End of Peak Oil Worries This unexpected boom in oil supply puts to rest the so-called “Peak Oil” debate, where adherents to this theory argued that the supply of oil is fixed and dwindling, as traditional oil wells dry up. They argue that this would lead to much higher oil prices and reduced travel and transport. Some even suggested it would spell the end to globalization.

Not All Rosy With this boom, there are a growing number of concerns. The environmental impacts, though uncertain, are troubling. Potential pollutants entering the air and water supply are of great concern. Drilling is disrupting communities, damaging roads, and increasing costs to local governments. Some are worried about the effect of drilling on earthquakes. Risk of a boom-bust phenomenon, so evident in many oil regions, is also real. Very low prices have already reduced drilling for natural gas, causing job losses and disruption to communities; but mostly, companies have shifted their resources from dry gas drilling to liquids-rich gas and oil drilling. In some regions, like parts of Texas, there are already water shortages exacerbated by the huge volumes of water needed for hydraulic fracking.
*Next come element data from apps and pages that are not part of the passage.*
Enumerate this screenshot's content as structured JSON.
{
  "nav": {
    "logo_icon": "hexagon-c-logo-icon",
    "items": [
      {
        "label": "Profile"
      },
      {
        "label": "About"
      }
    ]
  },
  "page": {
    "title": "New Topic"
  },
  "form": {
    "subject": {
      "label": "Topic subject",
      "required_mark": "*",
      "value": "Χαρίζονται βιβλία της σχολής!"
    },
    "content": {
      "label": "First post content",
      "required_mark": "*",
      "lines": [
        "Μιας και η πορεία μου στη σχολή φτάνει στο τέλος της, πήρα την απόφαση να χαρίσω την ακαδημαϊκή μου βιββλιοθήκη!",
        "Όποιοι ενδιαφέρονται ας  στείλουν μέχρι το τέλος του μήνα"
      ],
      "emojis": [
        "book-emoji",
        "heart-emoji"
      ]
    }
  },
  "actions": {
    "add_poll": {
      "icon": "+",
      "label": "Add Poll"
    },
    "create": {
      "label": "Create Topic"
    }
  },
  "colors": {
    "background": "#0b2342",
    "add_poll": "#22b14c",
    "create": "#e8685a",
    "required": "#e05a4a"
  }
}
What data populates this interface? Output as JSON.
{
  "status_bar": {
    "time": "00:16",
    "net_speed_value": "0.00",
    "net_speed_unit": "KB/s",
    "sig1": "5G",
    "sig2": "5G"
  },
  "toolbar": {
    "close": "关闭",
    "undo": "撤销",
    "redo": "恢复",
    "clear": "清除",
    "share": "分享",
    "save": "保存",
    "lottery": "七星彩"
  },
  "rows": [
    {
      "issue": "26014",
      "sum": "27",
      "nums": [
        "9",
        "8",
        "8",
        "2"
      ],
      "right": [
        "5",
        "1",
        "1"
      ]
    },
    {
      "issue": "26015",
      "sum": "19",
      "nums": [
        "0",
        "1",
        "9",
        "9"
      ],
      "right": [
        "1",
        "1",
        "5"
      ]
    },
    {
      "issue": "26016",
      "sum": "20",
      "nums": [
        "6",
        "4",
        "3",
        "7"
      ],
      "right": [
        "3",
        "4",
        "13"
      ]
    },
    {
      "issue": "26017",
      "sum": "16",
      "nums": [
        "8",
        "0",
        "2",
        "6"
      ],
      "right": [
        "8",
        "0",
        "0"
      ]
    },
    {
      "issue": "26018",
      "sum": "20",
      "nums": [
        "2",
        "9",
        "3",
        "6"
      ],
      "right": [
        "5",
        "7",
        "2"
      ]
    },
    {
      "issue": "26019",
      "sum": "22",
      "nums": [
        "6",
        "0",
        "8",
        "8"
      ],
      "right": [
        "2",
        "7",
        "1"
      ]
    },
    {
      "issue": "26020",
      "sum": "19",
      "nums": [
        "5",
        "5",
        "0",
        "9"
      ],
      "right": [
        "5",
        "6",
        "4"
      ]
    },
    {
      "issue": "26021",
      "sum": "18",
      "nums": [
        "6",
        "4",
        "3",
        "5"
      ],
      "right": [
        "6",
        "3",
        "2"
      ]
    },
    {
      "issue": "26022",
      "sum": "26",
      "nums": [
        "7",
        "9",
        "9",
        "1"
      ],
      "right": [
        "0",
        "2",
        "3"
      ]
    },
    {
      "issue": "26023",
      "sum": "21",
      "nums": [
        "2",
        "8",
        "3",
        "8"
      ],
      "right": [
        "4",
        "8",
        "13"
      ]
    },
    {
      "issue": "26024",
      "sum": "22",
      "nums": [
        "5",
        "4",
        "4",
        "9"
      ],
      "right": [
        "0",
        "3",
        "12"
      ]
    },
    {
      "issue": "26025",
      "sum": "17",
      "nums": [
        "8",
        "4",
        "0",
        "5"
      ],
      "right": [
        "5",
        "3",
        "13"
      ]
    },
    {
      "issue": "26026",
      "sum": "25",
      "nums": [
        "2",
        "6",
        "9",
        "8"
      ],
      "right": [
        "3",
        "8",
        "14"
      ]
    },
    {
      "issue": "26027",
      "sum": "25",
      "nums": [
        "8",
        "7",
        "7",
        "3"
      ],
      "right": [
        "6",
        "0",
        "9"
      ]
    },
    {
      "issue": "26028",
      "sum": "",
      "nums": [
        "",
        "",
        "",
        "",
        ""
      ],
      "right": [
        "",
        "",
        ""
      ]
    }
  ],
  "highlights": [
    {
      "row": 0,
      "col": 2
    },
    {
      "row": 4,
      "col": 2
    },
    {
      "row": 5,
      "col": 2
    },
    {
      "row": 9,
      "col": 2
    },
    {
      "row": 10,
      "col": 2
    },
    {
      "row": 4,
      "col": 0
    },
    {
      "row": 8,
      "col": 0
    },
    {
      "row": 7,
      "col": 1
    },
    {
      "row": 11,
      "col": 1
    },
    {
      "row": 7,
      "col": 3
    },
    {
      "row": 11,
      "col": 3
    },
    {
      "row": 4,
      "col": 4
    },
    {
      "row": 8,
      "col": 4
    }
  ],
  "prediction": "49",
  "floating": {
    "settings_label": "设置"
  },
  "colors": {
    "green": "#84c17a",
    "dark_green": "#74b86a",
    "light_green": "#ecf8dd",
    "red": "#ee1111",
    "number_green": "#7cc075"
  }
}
Bottom Line: The boom in shale oil drilling is just what the struggling U.S. economy needed. This, along with cheap shale gas, is providing enormous stimulus to many sectors and regions. The Canadian oil and gas industry must export oil to China and the rest of Asia to offset the negative impact of reduced U.S. oil demand going forward. Canadian pipeline companies and oil service companies will continue to benefit from the U.S. boom, and so will other Canadian exporters to the U.S. market. This energy boom is creating jobs and boosting income, assuring the U.S. economy continues to recover.